··· Excerpted records ···

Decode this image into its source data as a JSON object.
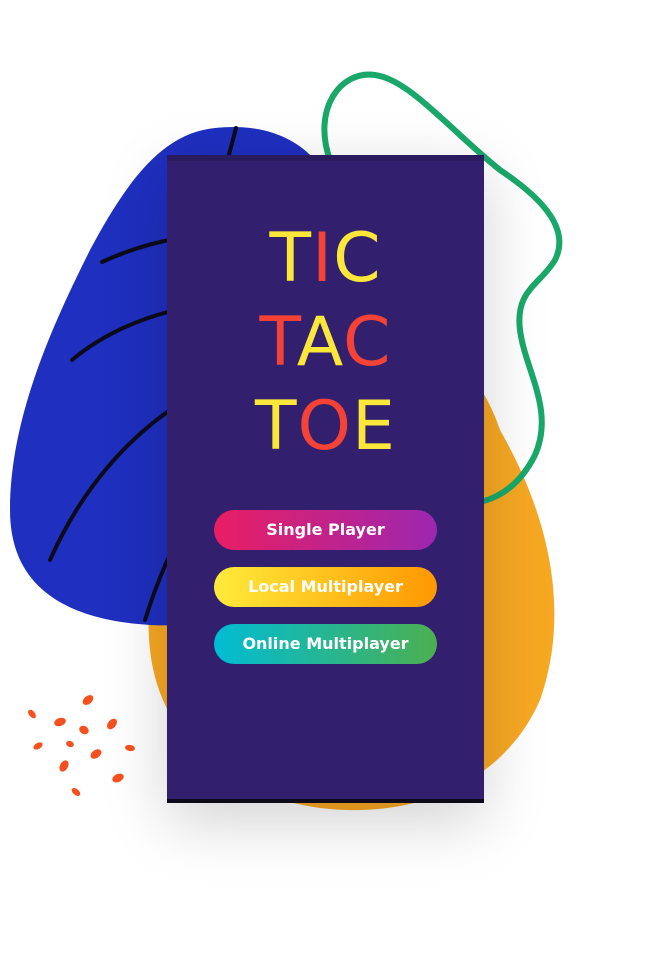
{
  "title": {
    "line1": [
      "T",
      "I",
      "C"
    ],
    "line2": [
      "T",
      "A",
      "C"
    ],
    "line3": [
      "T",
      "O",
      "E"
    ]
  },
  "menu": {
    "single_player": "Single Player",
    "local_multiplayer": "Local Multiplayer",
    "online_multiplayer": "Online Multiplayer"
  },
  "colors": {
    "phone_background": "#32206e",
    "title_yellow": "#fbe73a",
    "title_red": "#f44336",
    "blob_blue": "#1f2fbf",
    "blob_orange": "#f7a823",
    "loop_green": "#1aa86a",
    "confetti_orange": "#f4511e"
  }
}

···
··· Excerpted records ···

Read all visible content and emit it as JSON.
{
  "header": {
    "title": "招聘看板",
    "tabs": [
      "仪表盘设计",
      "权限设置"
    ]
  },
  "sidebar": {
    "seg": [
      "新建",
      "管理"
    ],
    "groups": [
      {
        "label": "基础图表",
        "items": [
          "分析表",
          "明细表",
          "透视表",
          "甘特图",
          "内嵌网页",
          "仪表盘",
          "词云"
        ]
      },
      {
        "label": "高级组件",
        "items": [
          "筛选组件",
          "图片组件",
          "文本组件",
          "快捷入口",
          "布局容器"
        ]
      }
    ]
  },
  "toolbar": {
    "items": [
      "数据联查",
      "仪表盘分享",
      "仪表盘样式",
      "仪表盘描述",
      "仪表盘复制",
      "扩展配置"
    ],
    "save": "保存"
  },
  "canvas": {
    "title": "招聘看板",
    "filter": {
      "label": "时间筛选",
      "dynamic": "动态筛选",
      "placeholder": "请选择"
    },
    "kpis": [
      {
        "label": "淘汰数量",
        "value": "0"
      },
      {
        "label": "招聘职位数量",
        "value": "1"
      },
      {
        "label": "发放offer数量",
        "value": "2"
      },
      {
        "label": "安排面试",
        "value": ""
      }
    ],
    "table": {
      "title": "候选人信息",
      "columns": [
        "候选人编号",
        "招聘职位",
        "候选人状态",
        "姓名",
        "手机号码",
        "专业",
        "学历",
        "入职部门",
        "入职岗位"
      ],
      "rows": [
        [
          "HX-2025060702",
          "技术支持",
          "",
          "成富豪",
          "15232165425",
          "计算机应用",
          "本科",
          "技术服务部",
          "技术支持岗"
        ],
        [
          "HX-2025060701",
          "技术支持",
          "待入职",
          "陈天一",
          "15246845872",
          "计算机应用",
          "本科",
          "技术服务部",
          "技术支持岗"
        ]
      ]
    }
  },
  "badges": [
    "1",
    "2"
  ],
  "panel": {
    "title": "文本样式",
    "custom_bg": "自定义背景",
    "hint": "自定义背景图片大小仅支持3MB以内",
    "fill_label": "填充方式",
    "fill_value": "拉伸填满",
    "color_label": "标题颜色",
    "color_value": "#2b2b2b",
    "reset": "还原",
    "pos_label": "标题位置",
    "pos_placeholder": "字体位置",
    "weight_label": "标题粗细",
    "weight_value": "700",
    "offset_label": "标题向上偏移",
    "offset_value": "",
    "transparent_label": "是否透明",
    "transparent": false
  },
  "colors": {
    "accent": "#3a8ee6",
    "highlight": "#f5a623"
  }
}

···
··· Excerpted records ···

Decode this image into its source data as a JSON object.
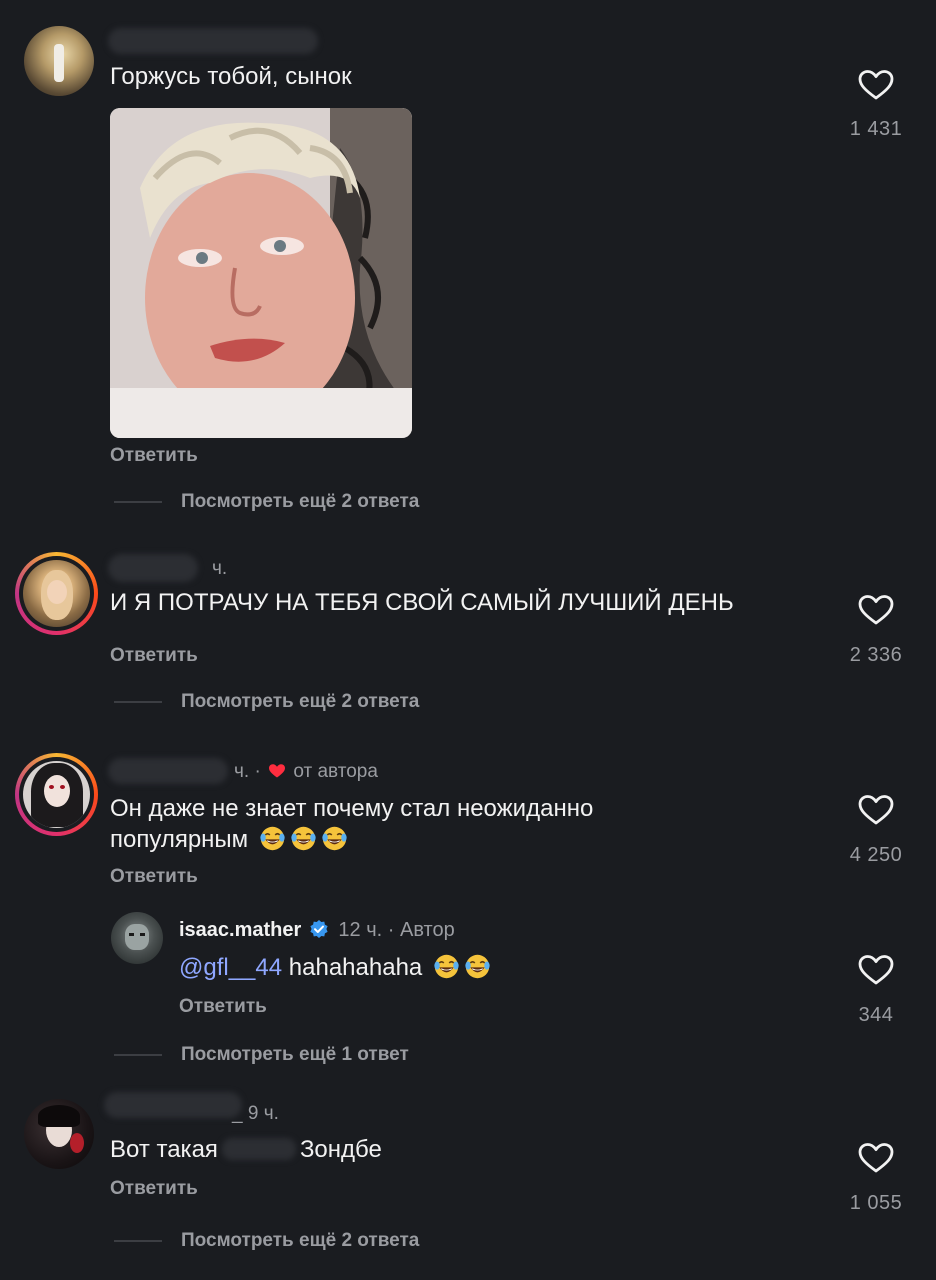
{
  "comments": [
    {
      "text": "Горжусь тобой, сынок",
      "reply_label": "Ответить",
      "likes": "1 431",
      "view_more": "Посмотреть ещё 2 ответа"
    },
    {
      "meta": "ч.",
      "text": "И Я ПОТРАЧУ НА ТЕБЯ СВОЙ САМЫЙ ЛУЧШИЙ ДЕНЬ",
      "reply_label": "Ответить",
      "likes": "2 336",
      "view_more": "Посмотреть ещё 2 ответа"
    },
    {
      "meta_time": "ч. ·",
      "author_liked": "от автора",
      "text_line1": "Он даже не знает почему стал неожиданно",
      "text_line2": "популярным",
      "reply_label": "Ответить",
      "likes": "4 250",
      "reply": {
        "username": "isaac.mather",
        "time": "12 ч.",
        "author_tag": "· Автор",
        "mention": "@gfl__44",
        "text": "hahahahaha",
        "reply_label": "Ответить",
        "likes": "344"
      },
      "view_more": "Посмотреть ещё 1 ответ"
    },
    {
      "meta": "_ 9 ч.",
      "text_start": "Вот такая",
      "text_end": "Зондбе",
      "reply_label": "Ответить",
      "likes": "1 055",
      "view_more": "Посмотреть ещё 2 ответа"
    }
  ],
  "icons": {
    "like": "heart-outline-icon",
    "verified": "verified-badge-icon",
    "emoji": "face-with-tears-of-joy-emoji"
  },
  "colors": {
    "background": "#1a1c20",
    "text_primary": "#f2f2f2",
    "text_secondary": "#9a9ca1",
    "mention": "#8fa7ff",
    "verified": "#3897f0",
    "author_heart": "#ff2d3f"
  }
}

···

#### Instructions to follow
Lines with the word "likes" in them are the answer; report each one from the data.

#### Completed task
      "likes": "1 431",
      "likes": "2 336",
      "likes": "4 250",
        "likes": "344"
      "likes": "1 055",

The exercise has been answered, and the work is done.